Richard Prosser, 18 at the time, is now serving an 11-year prison sentence after pleading no contest to voluntary manslaughter and DUI causing bodily injury in the crash that killed 19-year-old Krystul Hazelwood.
Upon her death on June 10, 2016, Hazelwood became one of the thousands of U.S. teens killed in motor vehicle crashes each year.
In fact, motor vehicle crashes are the leading cause of death for U.S. teens, according to statistics from the Centers for Disease Control and Prevention.
In 2015, a total of 2,333 teens ages 16 to 19 were killed in motor vehicle crashes, according to figures last updated in October on the CDC’s website. The numbers also show that young people ages 15 to 19 represented only 7 percent of the U.S. population but accounted for 11 percent — $10 billion — of the total costs of motor vehicle injuries.
Immaturity and inexperience behind the wheel can explain why a lot of these crashes happen, said California Highway Patrol Officer Robert Rodriguez, Bakersfield CHP’s spokesman.
“A lot of kids don’t take it seriously and realize how deadly it can be if you don’t respect the vehicle you are driving,” he said.
That inexperience is why, during a teen’s first year of driving, they’re not permitted to transport anyone under 20, Rodriguez said.
“When you have several teens in the car together, they could instigate something or maybe pressure the driver into doing something they don’t want to do or are uncomfortable doing. …They don’t want to look bad in front of their peers and so they do something risky,” he said.
According to the CHP, a teen driver is twice as likely to be killed in a crash while carrying just one passenger. Carrying two passengers increases the risk of crashing by 158 percent, and three passengers increases the risk by 207 percent.
The No. 1 distraction while driving is cellphones, Rodriguez said. He said teens, as well as all motorists, need to learn to put cellphones down and leave them alone until they’re parked or out of the vehicles.

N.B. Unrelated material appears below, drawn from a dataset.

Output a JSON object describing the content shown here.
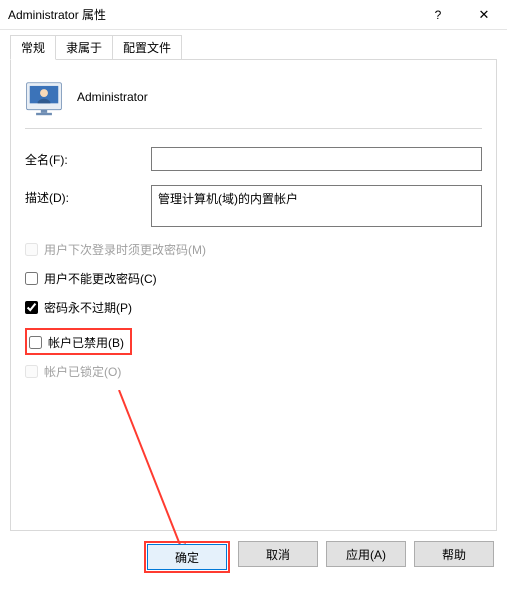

Texting while driving is a “huge” issue, Rodriguez said. He stressed anyone under 18 is not allowed to use any cellphone technology, including hands-free devices, while driving.
“I’m not sure if parents realize that, but it’s part of the law because of the dangers,” he said.
Bakersfield police Sgt. spokesman Ryan Kroeker said the department tries to educate teens and the public at large of the dangers of distracted driving, and enforces traffic laws when they see them being broken. Sometimes getting pulled over can convince someone to stop illegal behavior.
“You get a fine, that hurts,” Kroeker said.
As with Rodriguez, Kroeker said the most common distracted driving violation they come across is cellphone usage, whether the driver is talking or texting.
Both agencies offer teen-oriented programs to illustrate the dangers of distracted driving or other harmful behavior while behind the wheel, including drinking and driving.
The CHP holds a number of Start Smart classes at CHP offices in different areas of the county each year. The two-hour, free program is aimed at newly licensed or soon to be licensed drivers ages 15 to 19.
At those classes, CHP officers talk about techniques to avoid collisions, along with the common dangers such as excessive speed, DUI, and distracted driving.
The BPD presents “A Life Interrupted” at local schools and community programs. The multimedia presentation features crash scene photos, 911 recordings and a mobile trailer with a vehicle wrecked in a drunken driving crash.
Kroeker said the presentation tends to made a strong impact on teens.
“When you see it in person, see where someone lost their life, it brings it down to earth a bit, makes it more realistic,” he said.